The problem :: Copy out all the lines in the records that include the word "онлайн".

Entries shown ::
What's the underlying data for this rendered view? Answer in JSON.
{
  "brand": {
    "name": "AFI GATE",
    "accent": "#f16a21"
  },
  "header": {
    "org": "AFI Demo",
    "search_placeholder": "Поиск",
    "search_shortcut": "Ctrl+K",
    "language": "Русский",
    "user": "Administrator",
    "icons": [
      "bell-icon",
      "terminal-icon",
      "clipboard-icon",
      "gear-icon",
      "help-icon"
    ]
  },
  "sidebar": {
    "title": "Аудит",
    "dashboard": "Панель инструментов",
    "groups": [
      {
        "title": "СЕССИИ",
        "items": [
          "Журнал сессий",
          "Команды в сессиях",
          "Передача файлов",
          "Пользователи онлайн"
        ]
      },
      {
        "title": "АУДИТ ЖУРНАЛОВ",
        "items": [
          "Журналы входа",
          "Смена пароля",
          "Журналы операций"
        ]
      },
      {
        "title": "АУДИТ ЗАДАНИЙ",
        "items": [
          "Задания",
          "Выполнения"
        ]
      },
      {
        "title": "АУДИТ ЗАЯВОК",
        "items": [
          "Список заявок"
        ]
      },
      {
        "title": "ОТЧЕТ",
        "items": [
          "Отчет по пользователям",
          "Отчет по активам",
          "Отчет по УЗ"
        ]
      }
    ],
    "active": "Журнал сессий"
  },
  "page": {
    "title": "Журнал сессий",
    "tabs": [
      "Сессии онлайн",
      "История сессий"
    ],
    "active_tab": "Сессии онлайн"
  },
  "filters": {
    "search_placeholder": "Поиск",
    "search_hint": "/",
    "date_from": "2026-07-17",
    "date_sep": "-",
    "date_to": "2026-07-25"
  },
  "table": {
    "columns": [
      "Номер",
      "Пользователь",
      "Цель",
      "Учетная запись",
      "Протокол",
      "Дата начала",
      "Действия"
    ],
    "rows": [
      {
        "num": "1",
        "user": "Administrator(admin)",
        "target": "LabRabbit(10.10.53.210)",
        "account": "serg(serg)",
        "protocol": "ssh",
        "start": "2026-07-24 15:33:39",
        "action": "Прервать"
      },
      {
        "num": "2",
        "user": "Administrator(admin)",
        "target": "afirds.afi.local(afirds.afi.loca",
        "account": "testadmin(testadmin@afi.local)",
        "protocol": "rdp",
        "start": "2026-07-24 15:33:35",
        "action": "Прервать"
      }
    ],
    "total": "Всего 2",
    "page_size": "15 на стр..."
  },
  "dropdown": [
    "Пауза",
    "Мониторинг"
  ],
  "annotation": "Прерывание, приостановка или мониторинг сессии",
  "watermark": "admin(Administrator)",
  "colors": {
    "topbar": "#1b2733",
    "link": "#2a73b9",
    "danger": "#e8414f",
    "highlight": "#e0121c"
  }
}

Written solution ::
          "Пользователи онлайн"
      "Сессии онлайн",
    "active_tab": "Сессии онлайн"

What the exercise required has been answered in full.